• [Listed records]
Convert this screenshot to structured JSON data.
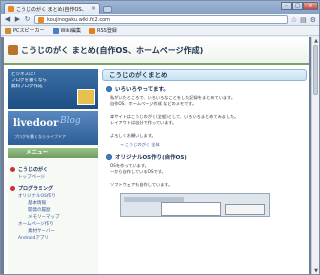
{
  "browser": {
    "tab_title": "こうじのがく まとめ(自作OS、",
    "tab_close": "×",
    "win_min": "–",
    "win_max": "□",
    "win_close": "×",
    "back": "◀",
    "forward": "▶",
    "reload": "↻",
    "url": "koujinogaku.wiki.fc2.com",
    "star": "☆",
    "page_menu": "▤",
    "tools_menu": "⚙"
  },
  "bookmarks": [
    {
      "label": "PCスピーカー",
      "color": "#d28b2a"
    },
    {
      "label": "Wiki編集",
      "color": "#4a7bc4"
    },
    {
      "label": "RSS登録",
      "color": "#e57f1f"
    }
  ],
  "site": {
    "title": "こうじのがく まとめ(自作OS、ホームページ作成)"
  },
  "sidebar": {
    "ad_lines": [
      "ビジネスに!",
      "ブログを書くなら",
      "無料ブログ作成"
    ],
    "livedoor_logo": "livedoor",
    "livedoor_blog": "Blog",
    "livedoor_sub": "ブログを書くならライブドア",
    "menu_title": "メニュー",
    "categories": [
      {
        "label": "こうじのがく",
        "items": [
          "トップページ"
        ]
      },
      {
        "label": "プログラミング",
        "items": [
          "オリジナルOS作り",
          "基本情報",
          "開発の履歴",
          "メモリーマップ"
        ]
      },
      {
        "label": "ホームページ作り",
        "items": [
          "素材サーバー"
        ]
      },
      {
        "label": "Androidアプリ",
        "items": []
      }
    ]
  },
  "main": {
    "heading": "こうじのがくまとめ",
    "section1_title": "いろいろやってます。",
    "section1_lines": [
      "私がいたところで、いろいろなことをした記録をまとめています。",
      "自作OS、ホームページ作成 などのメモです。",
      "",
      "本サイトはこうじのがく(全般)として、いろいろまとめてみました。",
      "レイアウトは自分で作っています。",
      "",
      "よろしくお願いします。"
    ],
    "link1": "こうじのがく 全体",
    "section2_title": "オリジナルOS作り(自作OS)",
    "section2_lines": [
      "OSを作っています。",
      "一から自作しているOSです。",
      "",
      "ソフトウェアも自作しています。"
    ]
  }
}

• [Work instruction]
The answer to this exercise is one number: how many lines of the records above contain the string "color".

• [Solution to this exercise]
3